Triassic Parq, The Musical satirizes the Jurassic Park theme park ride while exploring the emerging sexuality of its dinosaurs. The plot involves a genetic frog mutation that allows some of the all-female dinosaur tribe to become male and experiment with their sexuality (one could call it a blend of Spring Awakening and Silence! The Musical).
Add an estranged dinosaur family plot-line, wacky costumes, gender-bending casting, lots of dropped f-bombs, and you end up with an old-school student production, a clever downtown diversion, and typical fringe fare. The problem with Triassic Parq, The Musical as a legit Off-Broadway production is that there are no characters we particularly care for or identify with. The challenge of a piece about a fictional reality is to mount it in a way that engages the audience emotionally and/or intellectually. Triassic Parq, The Musical does neither. It is the kind of theatre that evaporates as soon as it’s seen.

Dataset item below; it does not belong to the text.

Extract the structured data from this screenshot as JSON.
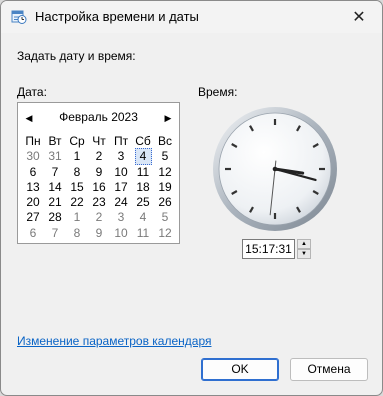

Acting the show’s high-camp sensibility with grace takes a skill level this acting ensemble can’t quite live up to. What they lack in acting chops, they make up for in enthusiasm and singing ability. Shelley Thomas and Claire Newman, as T-Rex 1 & 2, respectively, have some very funny unison bits, and Lee Seymour tries his best to sell the overly long running gag about Morgan Freeman, the narrator. Brandon Espinoza, as Mime-a-saurus, commits fully to hackneyed mime shtick and never lets the physical comedy get too tedious. Alex Wyse has the best songs and uses his strong vocal cords to full effect, but Wyse’s Velociprator of Innocence draws from his bag of tricks rather than create an original character from scratch. Ultimately, no one in the youthful cast seems able to transcend the stupidity of the material.
The unsung heroes of Triassic Parq, The Musical are musical director Zak Sandler as Pianosaurus, and Jeremy Yaddow as Percuss-a-don. The music never feels as slight as the show itself. Sandler even performs in costume and participates in some of the onstage shenanigans.
Kyle Mullins’ choreography is the other highlight of the show: always precise, the dance moves fit cleverly on the small SoHo Playhouse stage.
The writing team of Marshall Pailet, Bryce Norbitz, and Stephen Wargo have created a fringe show that should have stayed in the fringe. Even as a slight diversion, it goes lacking. The best lyrics can be reduced to clever song hooks, and the music is of the generic pop variety that seems to pass for composition these days. The book seems less interested in entertaining an audience than showing off its own cleverness. Pailet also directs the piece, keeping the 85-minute show moving at a clip, but he does so more by theatrical tricks than by getting to the heart of the material – assuming there’s a heart to be got at here.
The good news is the Off-Broadway Musical is not dead. The bad news is if future offerings continue along the lines of Triassic Parq, The Musical, the form, like the dinosaurs themselves, will most likely become extinct.
photos by Carol Rosegg
Triassic Parq, The Musical
AMAS Musical Theatre at The SoHo Playhouse in New York City
scheduled to end on August 5, 2012
for tickets, visit http://www.triassicparq.com/index.html